■ Problem
Although the entries contain pictures, the copy should hold only their exact text.

-------- Data section

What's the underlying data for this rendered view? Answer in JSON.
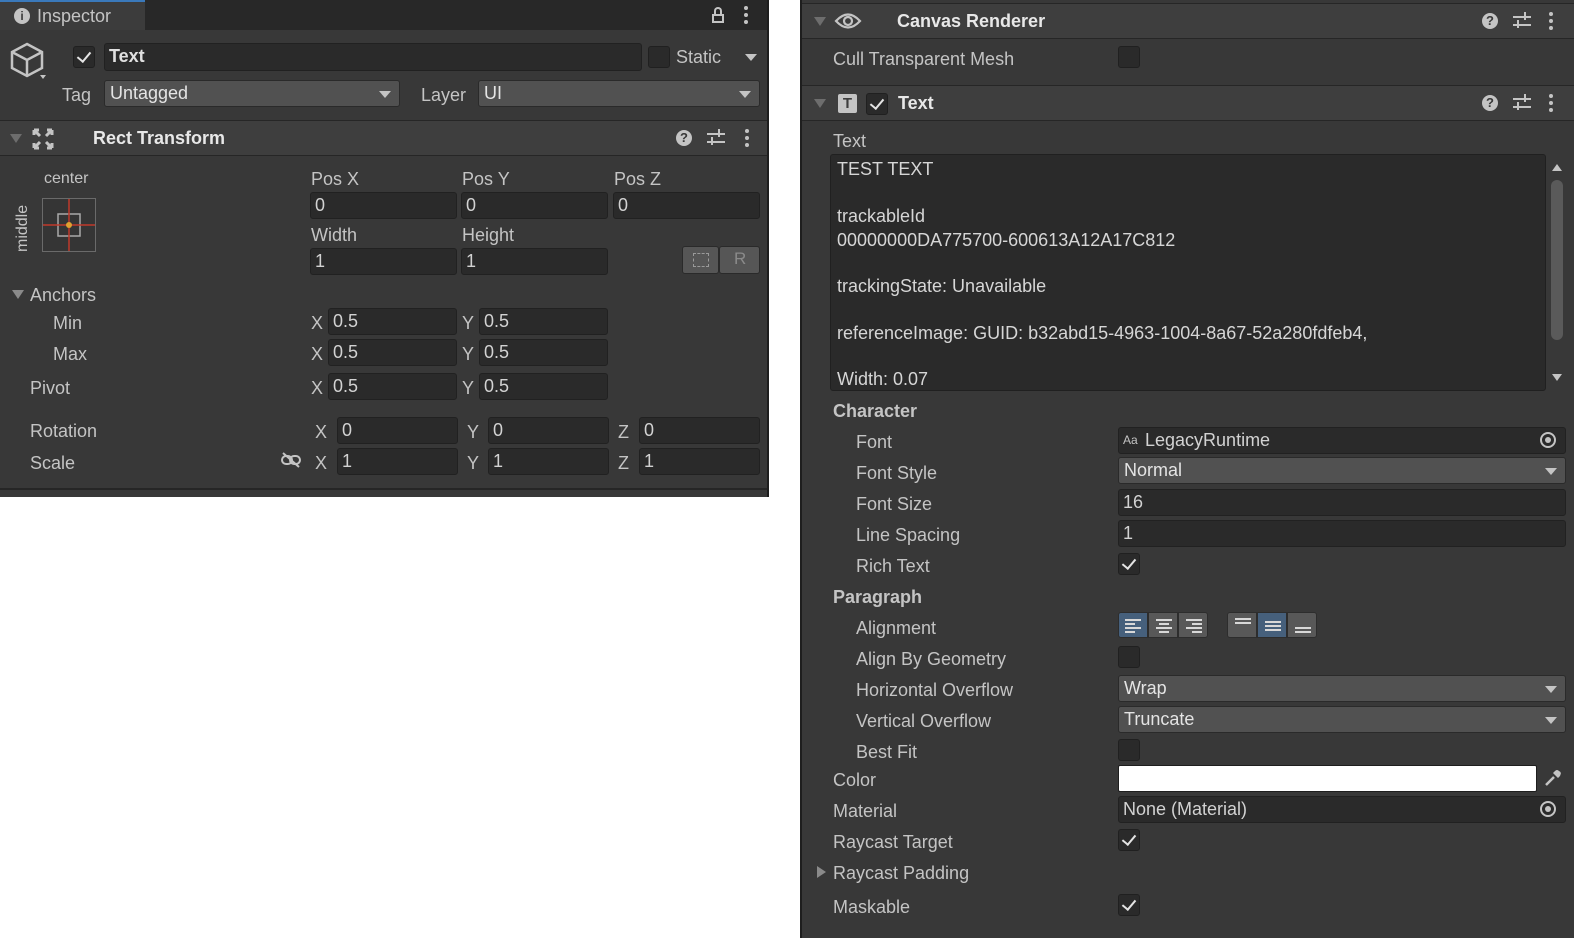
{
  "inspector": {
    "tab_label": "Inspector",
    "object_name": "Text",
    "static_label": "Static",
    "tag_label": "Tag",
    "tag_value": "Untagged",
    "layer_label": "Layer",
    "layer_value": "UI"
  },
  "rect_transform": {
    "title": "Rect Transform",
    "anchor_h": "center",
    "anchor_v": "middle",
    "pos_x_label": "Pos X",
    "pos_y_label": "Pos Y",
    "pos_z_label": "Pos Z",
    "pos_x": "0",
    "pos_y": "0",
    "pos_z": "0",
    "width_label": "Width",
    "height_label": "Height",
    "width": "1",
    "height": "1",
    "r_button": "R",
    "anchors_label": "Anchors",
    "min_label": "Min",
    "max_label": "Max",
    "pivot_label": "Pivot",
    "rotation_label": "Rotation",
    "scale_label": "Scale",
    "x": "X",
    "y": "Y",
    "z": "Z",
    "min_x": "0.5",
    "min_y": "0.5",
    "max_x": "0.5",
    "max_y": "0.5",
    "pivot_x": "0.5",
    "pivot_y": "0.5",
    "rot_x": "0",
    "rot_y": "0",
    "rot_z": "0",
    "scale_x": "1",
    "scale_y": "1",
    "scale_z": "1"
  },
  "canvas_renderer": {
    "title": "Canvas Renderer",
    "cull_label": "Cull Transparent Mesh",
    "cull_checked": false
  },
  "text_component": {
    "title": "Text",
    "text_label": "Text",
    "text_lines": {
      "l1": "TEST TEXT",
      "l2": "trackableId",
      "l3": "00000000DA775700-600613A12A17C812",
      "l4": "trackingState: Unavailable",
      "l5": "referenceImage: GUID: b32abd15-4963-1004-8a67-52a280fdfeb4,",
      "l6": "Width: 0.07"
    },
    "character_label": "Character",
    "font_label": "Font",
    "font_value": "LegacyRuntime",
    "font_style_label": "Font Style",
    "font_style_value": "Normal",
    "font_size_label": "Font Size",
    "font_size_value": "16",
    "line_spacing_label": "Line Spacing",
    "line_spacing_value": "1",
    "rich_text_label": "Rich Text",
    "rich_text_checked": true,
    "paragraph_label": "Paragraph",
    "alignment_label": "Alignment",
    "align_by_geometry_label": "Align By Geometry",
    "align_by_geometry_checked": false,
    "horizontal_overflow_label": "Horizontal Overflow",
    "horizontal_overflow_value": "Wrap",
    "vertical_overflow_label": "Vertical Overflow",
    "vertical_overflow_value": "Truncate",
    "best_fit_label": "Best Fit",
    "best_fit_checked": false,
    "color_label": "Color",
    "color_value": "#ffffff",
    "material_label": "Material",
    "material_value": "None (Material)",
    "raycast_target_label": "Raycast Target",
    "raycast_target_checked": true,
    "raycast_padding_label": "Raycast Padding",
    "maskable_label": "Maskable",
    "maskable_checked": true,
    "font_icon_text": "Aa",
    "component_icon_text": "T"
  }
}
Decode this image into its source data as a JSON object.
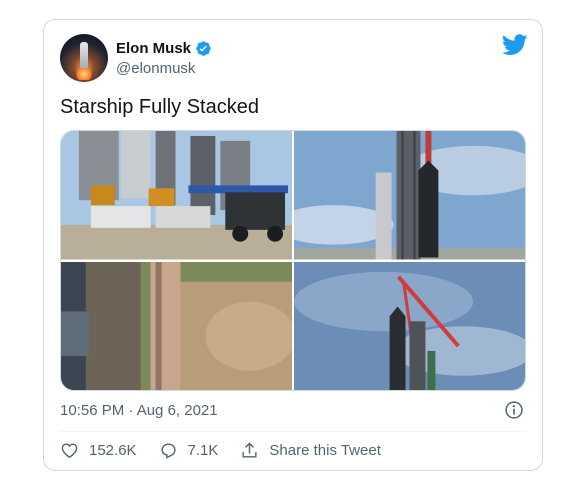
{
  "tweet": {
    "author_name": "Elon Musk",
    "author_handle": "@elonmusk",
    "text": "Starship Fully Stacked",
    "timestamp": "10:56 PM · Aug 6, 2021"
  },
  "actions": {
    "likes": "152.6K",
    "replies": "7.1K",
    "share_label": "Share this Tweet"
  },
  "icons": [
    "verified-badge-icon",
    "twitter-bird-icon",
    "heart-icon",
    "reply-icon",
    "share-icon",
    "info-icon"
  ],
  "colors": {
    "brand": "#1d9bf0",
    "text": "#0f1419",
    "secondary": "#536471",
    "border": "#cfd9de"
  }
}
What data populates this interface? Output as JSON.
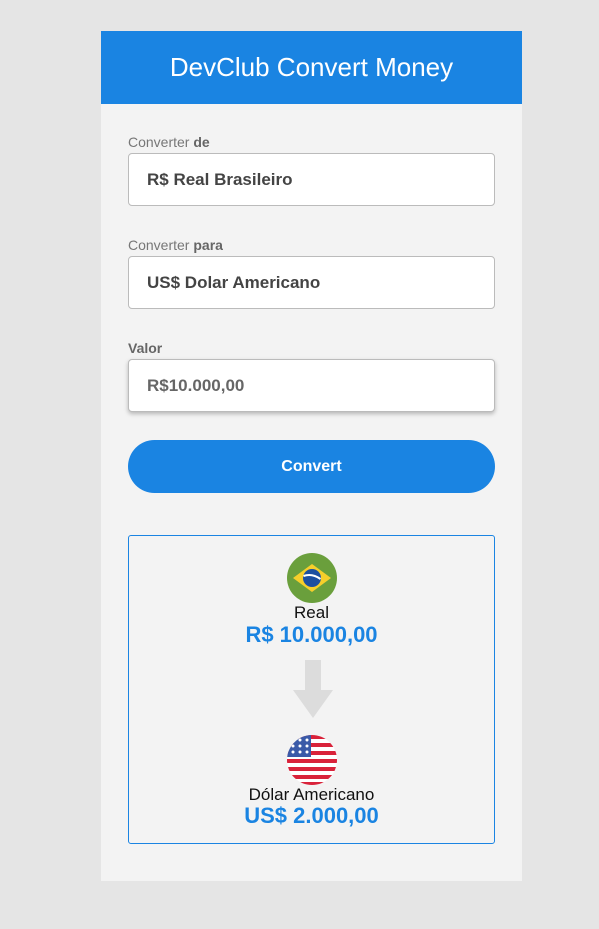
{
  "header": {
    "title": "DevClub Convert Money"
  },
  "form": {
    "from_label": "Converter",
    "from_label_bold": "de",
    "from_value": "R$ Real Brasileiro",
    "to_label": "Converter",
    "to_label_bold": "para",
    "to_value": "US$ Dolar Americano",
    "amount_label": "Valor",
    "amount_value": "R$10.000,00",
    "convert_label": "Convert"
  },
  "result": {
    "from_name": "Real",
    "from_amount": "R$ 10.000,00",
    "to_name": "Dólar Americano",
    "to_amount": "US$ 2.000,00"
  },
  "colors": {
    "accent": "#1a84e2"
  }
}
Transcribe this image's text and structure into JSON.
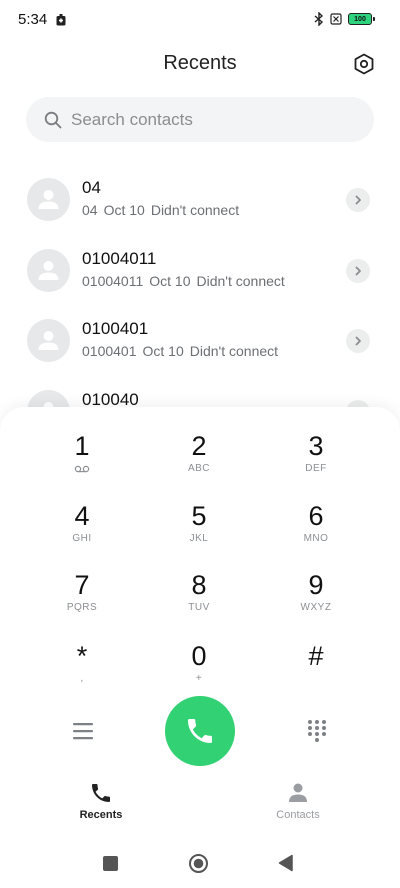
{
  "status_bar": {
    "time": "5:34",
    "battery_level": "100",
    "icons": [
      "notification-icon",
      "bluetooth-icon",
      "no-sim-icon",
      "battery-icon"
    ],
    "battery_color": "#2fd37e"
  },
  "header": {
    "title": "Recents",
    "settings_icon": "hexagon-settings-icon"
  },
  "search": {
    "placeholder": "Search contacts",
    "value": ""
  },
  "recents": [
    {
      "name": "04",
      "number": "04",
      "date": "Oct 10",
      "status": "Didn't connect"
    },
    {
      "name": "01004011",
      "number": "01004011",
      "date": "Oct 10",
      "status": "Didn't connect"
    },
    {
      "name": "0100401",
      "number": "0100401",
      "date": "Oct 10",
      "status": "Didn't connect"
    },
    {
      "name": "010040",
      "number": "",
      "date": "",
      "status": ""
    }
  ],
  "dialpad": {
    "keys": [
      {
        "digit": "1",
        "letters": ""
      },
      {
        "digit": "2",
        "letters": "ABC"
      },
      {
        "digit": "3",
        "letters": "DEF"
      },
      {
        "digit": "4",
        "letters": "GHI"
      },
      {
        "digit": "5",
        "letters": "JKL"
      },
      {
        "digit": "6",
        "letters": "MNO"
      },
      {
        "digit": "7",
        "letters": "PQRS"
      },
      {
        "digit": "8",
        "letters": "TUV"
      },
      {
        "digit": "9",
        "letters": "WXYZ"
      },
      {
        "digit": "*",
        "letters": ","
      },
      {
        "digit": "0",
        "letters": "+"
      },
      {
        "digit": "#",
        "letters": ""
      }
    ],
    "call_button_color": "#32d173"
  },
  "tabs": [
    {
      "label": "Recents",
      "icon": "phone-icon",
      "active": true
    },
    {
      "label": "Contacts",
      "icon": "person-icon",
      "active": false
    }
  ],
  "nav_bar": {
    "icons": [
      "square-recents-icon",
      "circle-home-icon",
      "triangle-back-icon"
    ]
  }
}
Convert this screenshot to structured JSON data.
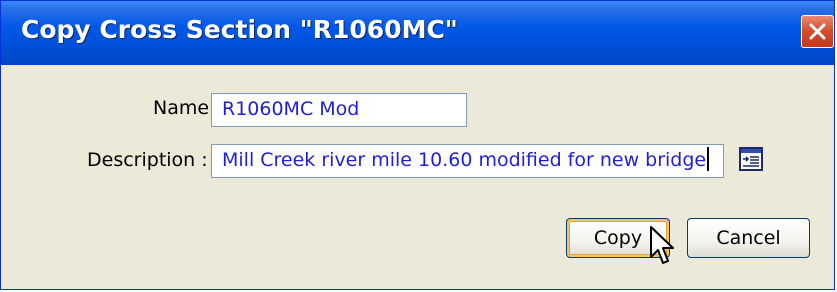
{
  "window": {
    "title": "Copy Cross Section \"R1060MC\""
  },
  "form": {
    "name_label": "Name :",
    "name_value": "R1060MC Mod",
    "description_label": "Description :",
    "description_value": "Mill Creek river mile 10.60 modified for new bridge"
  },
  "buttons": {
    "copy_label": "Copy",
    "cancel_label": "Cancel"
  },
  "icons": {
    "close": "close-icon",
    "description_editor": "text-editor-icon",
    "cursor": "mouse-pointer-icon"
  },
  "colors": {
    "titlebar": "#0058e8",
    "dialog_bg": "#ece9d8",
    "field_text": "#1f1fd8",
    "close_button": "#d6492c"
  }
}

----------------

■ Solution to this task
What's the underlying data for this rendered view? Answer in JSON.
{
  "inspector": {
    "tab_label": "Inspector",
    "object_name": "Text",
    "static_label": "Static",
    "tag_label": "Tag",
    "tag_value": "Untagged",
    "layer_label": "Layer",
    "layer_value": "UI"
  },
  "rect_transform": {
    "title": "Rect Transform",
    "anchor_h": "center",
    "anchor_v": "middle",
    "pos_x_label": "Pos X",
    "pos_y_label": "Pos Y",
    "pos_z_label": "Pos Z",
    "pos_x": "0",
    "pos_y": "0",
    "pos_z": "0",
    "width_label": "Width",
    "height_label": "Height",
    "width": "1",
    "height": "1",
    "r_button": "R",
    "anchors_label": "Anchors",
    "min_label": "Min",
    "max_label": "Max",
    "pivot_label": "Pivot",
    "rotation_label": "Rotation",
    "scale_label": "Scale",
    "x": "X",
    "y": "Y",
    "z": "Z",
    "min_x": "0.5",
    "min_y": "0.5",
    "max_x": "0.5",
    "max_y": "0.5",
    "pivot_x": "0.5",
    "pivot_y": "0.5",
    "rot_x": "0",
    "rot_y": "0",
    "rot_z": "0",
    "scale_x": "1",
    "scale_y": "1",
    "scale_z": "1"
  },
  "canvas_renderer": {
    "title": "Canvas Renderer",
    "cull_label": "Cull Transparent Mesh",
    "cull_checked": false
  },
  "text_component": {
    "title": "Text",
    "text_label": "Text",
    "text_lines": {
      "l1": "TEST TEXT",
      "l2": "trackableId",
      "l3": "00000000DA775700-600613A12A17C812",
      "l4": "trackingState: Unavailable",
      "l5": "referenceImage: GUID: b32abd15-4963-1004-8a67-52a280fdfeb4,",
      "l6": "Width: 0.07"
    },
    "character_label": "Character",
    "font_label": "Font",
    "font_value": "LegacyRuntime",
    "font_style_label": "Font Style",
    "font_style_value": "Normal",
    "font_size_label": "Font Size",
    "font_size_value": "16",
    "line_spacing_label": "Line Spacing",
    "line_spacing_value": "1",
    "rich_text_label": "Rich Text",
    "rich_text_checked": true,
    "paragraph_label": "Paragraph",
    "alignment_label": "Alignment",
    "align_by_geometry_label": "Align By Geometry",
    "align_by_geometry_checked": false,
    "horizontal_overflow_label": "Horizontal Overflow",
    "horizontal_overflow_value": "Wrap",
    "vertical_overflow_label": "Vertical Overflow",
    "vertical_overflow_value": "Truncate",
    "best_fit_label": "Best Fit",
    "best_fit_checked": false,
    "color_label": "Color",
    "color_value": "#ffffff",
    "material_label": "Material",
    "material_value": "None (Material)",
    "raycast_target_label": "Raycast Target",
    "raycast_target_checked": true,
    "raycast_padding_label": "Raycast Padding",
    "maskable_label": "Maskable",
    "maskable_checked": true,
    "font_icon_text": "Aa",
    "component_icon_text": "T"
  }
}
Decode this image into its source data as a JSON object.
{
  "tweet": {
    "author_name": "Elon Musk",
    "author_handle": "@elonmusk",
    "text": "Starship Fully Stacked",
    "timestamp": "10:56 PM · Aug 6, 2021"
  },
  "actions": {
    "likes": "152.6K",
    "replies": "7.1K",
    "share_label": "Share this Tweet"
  },
  "icons": [
    "verified-badge-icon",
    "twitter-bird-icon",
    "heart-icon",
    "reply-icon",
    "share-icon",
    "info-icon"
  ],
  "colors": {
    "brand": "#1d9bf0",
    "text": "#0f1419",
    "secondary": "#536471",
    "border": "#cfd9de"
  }
}
What data populates this interface? Output as JSON.
{
  "header": {
    "title": "DevClub Convert Money"
  },
  "form": {
    "from_label": "Converter",
    "from_label_bold": "de",
    "from_value": "R$ Real Brasileiro",
    "to_label": "Converter",
    "to_label_bold": "para",
    "to_value": "US$ Dolar Americano",
    "amount_label": "Valor",
    "amount_value": "R$10.000,00",
    "convert_label": "Convert"
  },
  "result": {
    "from_name": "Real",
    "from_amount": "R$ 10.000,00",
    "to_name": "Dólar Americano",
    "to_amount": "US$ 2.000,00"
  },
  "colors": {
    "accent": "#1a84e2"
  }
}
Transcribe this image's text and structure into JSON.
{
  "status_bar": {
    "time": "5:34",
    "battery_level": "100",
    "icons": [
      "notification-icon",
      "bluetooth-icon",
      "no-sim-icon",
      "battery-icon"
    ],
    "battery_color": "#2fd37e"
  },
  "header": {
    "title": "Recents",
    "settings_icon": "hexagon-settings-icon"
  },
  "search": {
    "placeholder": "Search contacts",
    "value": ""
  },
  "recents": [
    {
      "name": "04",
      "number": "04",
      "date": "Oct 10",
      "status": "Didn't connect"
    },
    {
      "name": "01004011",
      "number": "01004011",
      "date": "Oct 10",
      "status": "Didn't connect"
    },
    {
      "name": "0100401",
      "number": "0100401",
      "date": "Oct 10",
      "status": "Didn't connect"
    },
    {
      "name": "010040",
      "number": "",
      "date": "",
      "status": ""
    }
  ],
  "dialpad": {
    "keys": [
      {
        "digit": "1",
        "letters": ""
      },
      {
        "digit": "2",
        "letters": "ABC"
      },
      {
        "digit": "3",
        "letters": "DEF"
      },
      {
        "digit": "4",
        "letters": "GHI"
      },
      {
        "digit": "5",
        "letters": "JKL"
      },
      {
        "digit": "6",
        "letters": "MNO"
      },
      {
        "digit": "7",
        "letters": "PQRS"
      },
      {
        "digit": "8",
        "letters": "TUV"
      },
      {
        "digit": "9",
        "letters": "WXYZ"
      },
      {
        "digit": "*",
        "letters": ","
      },
      {
        "digit": "0",
        "letters": "+"
      },
      {
        "digit": "#",
        "letters": ""
      }
    ],
    "call_button_color": "#32d173"
  },
  "tabs": [
    {
      "label": "Recents",
      "icon": "phone-icon",
      "active": true
    },
    {
      "label": "Contacts",
      "icon": "person-icon",
      "active": false
    }
  ],
  "nav_bar": {
    "icons": [
      "square-recents-icon",
      "circle-home-icon",
      "triangle-back-icon"
    ]
  }
}
Convert this screenshot to structured JSON data.
{
  "window": {
    "title": "Copy Cross Section \"R1060MC\""
  },
  "form": {
    "name_label": "Name :",
    "name_value": "R1060MC Mod",
    "description_label": "Description :",
    "description_value": "Mill Creek river mile 10.60 modified for new bridge"
  },
  "buttons": {
    "copy_label": "Copy",
    "cancel_label": "Cancel"
  },
  "icons": {
    "close": "close-icon",
    "description_editor": "text-editor-icon",
    "cursor": "mouse-pointer-icon"
  },
  "colors": {
    "titlebar": "#0058e8",
    "dialog_bg": "#ece9d8",
    "field_text": "#1f1fd8",
    "close_button": "#d6492c"
  }
}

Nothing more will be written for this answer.